## Instructions to follow
Leave out all pictures while repeating the records exactly and completely.
-- Opening Marker --
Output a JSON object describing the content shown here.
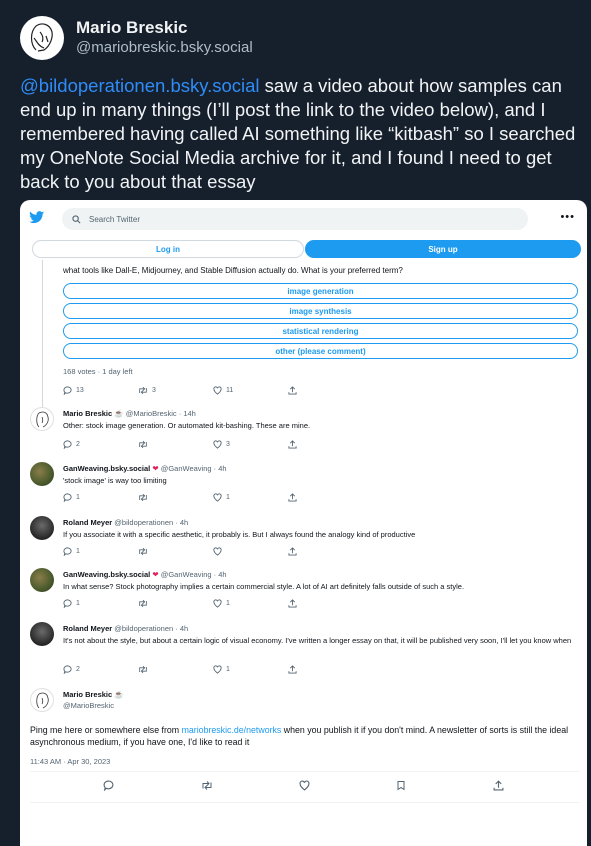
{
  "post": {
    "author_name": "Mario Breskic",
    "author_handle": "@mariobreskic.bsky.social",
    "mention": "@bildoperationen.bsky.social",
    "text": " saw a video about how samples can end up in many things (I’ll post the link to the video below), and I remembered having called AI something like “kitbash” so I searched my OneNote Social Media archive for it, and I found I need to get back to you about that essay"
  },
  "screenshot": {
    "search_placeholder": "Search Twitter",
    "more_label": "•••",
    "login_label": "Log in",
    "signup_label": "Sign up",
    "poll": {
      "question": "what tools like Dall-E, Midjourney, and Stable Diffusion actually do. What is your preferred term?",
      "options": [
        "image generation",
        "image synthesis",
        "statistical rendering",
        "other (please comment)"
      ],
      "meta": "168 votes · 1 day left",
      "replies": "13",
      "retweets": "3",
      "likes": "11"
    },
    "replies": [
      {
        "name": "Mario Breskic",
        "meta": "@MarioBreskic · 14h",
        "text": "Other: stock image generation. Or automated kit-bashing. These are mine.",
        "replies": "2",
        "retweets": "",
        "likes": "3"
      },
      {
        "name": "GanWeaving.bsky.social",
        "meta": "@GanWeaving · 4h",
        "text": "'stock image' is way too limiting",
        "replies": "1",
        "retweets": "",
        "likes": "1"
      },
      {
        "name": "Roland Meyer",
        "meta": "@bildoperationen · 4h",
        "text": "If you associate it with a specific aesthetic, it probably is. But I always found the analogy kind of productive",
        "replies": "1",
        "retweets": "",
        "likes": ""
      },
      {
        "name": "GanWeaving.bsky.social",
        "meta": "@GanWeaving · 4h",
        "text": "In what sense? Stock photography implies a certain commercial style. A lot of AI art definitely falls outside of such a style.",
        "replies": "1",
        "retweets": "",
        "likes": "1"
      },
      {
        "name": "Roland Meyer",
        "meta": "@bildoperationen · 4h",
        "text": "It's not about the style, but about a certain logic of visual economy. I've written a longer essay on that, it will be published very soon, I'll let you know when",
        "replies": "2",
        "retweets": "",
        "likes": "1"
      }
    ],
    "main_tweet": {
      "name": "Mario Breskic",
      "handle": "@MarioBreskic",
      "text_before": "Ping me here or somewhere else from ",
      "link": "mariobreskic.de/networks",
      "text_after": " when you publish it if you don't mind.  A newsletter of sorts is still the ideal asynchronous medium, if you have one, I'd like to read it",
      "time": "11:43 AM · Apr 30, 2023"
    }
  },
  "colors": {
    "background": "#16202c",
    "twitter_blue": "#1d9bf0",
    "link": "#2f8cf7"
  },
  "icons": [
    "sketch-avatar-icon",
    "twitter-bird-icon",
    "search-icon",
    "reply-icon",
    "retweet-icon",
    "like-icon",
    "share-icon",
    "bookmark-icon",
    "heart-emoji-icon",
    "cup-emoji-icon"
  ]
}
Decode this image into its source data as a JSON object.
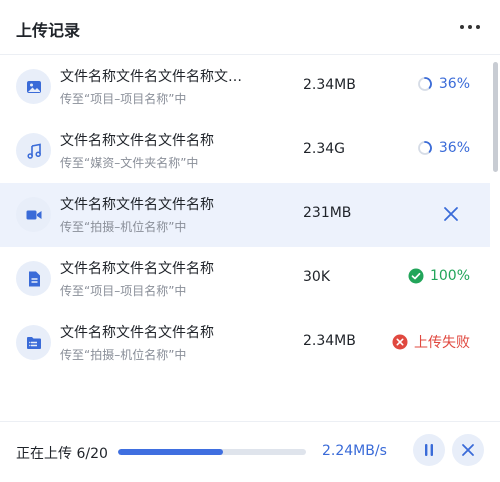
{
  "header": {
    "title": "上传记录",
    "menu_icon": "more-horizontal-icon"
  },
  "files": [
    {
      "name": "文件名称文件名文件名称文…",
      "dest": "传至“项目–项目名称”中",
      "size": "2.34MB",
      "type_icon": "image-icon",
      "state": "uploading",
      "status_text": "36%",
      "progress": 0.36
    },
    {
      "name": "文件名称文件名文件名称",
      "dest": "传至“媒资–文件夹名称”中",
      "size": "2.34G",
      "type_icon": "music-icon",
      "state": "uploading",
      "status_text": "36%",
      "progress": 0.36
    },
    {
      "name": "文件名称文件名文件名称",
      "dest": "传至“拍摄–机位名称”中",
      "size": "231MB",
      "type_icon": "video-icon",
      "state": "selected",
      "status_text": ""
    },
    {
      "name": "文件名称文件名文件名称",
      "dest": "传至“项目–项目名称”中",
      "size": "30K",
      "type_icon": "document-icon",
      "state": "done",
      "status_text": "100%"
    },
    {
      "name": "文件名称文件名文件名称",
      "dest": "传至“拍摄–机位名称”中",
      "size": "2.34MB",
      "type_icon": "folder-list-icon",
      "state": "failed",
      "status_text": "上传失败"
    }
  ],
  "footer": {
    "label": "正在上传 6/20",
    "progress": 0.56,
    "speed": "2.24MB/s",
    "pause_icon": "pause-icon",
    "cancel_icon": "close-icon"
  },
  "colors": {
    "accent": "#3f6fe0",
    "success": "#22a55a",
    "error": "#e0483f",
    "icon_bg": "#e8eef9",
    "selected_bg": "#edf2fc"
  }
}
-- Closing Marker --
## Expected answer
Output a JSON object describing the content shown here.
{
  "post": {
    "author_name": "Mario Breskic",
    "author_handle": "@mariobreskic.bsky.social",
    "mention": "@bildoperationen.bsky.social",
    "text": " saw a video about how samples can end up in many things (I’ll post the link to the video below), and I remembered having called AI something like “kitbash” so I searched my OneNote Social Media archive for it, and I found I need to get back to you about that essay"
  },
  "screenshot": {
    "search_placeholder": "Search Twitter",
    "more_label": "•••",
    "login_label": "Log in",
    "signup_label": "Sign up",
    "poll": {
      "question": "what tools like Dall-E, Midjourney, and Stable Diffusion actually do. What is your preferred term?",
      "options": [
        "image generation",
        "image synthesis",
        "statistical rendering",
        "other (please comment)"
      ],
      "meta": "168 votes · 1 day left",
      "replies": "13",
      "retweets": "3",
      "likes": "11"
    },
    "replies": [
      {
        "name": "Mario Breskic",
        "meta": "@MarioBreskic · 14h",
        "text": "Other: stock image generation. Or automated kit-bashing. These are mine.",
        "replies": "2",
        "retweets": "",
        "likes": "3"
      },
      {
        "name": "GanWeaving.bsky.social",
        "meta": "@GanWeaving · 4h",
        "text": "'stock image' is way too limiting",
        "replies": "1",
        "retweets": "",
        "likes": "1"
      },
      {
        "name": "Roland Meyer",
        "meta": "@bildoperationen · 4h",
        "text": "If you associate it with a specific aesthetic, it probably is. But I always found the analogy kind of productive",
        "replies": "1",
        "retweets": "",
        "likes": ""
      },
      {
        "name": "GanWeaving.bsky.social",
        "meta": "@GanWeaving · 4h",
        "text": "In what sense? Stock photography implies a certain commercial style. A lot of AI art definitely falls outside of such a style.",
        "replies": "1",
        "retweets": "",
        "likes": "1"
      },
      {
        "name": "Roland Meyer",
        "meta": "@bildoperationen · 4h",
        "text": "It's not about the style, but about a certain logic of visual economy. I've written a longer essay on that, it will be published very soon, I'll let you know when",
        "replies": "2",
        "retweets": "",
        "likes": "1"
      }
    ],
    "main_tweet": {
      "name": "Mario Breskic",
      "handle": "@MarioBreskic",
      "text_before": "Ping me here or somewhere else from ",
      "link": "mariobreskic.de/networks",
      "text_after": " when you publish it if you don't mind.  A newsletter of sorts is still the ideal asynchronous medium, if you have one, I'd like to read it",
      "time": "11:43 AM · Apr 30, 2023"
    }
  },
  "colors": {
    "background": "#16202c",
    "twitter_blue": "#1d9bf0",
    "link": "#2f8cf7"
  },
  "icons": [
    "sketch-avatar-icon",
    "twitter-bird-icon",
    "search-icon",
    "reply-icon",
    "retweet-icon",
    "like-icon",
    "share-icon",
    "bookmark-icon",
    "heart-emoji-icon",
    "cup-emoji-icon"
  ]
}
Decode this image into its source data as a JSON object.
{
  "header": {
    "title": "上传记录",
    "menu_icon": "more-horizontal-icon"
  },
  "files": [
    {
      "name": "文件名称文件名文件名称文…",
      "dest": "传至“项目–项目名称”中",
      "size": "2.34MB",
      "type_icon": "image-icon",
      "state": "uploading",
      "status_text": "36%",
      "progress": 0.36
    },
    {
      "name": "文件名称文件名文件名称",
      "dest": "传至“媒资–文件夹名称”中",
      "size": "2.34G",
      "type_icon": "music-icon",
      "state": "uploading",
      "status_text": "36%",
      "progress": 0.36
    },
    {
      "name": "文件名称文件名文件名称",
      "dest": "传至“拍摄–机位名称”中",
      "size": "231MB",
      "type_icon": "video-icon",
      "state": "selected",
      "status_text": ""
    },
    {
      "name": "文件名称文件名文件名称",
      "dest": "传至“项目–项目名称”中",
      "size": "30K",
      "type_icon": "document-icon",
      "state": "done",
      "status_text": "100%"
    },
    {
      "name": "文件名称文件名文件名称",
      "dest": "传至“拍摄–机位名称”中",
      "size": "2.34MB",
      "type_icon": "folder-list-icon",
      "state": "failed",
      "status_text": "上传失败"
    }
  ],
  "footer": {
    "label": "正在上传 6/20",
    "progress": 0.56,
    "speed": "2.24MB/s",
    "pause_icon": "pause-icon",
    "cancel_icon": "close-icon"
  },
  "colors": {
    "accent": "#3f6fe0",
    "success": "#22a55a",
    "error": "#e0483f",
    "icon_bg": "#e8eef9",
    "selected_bg": "#edf2fc"
  }
}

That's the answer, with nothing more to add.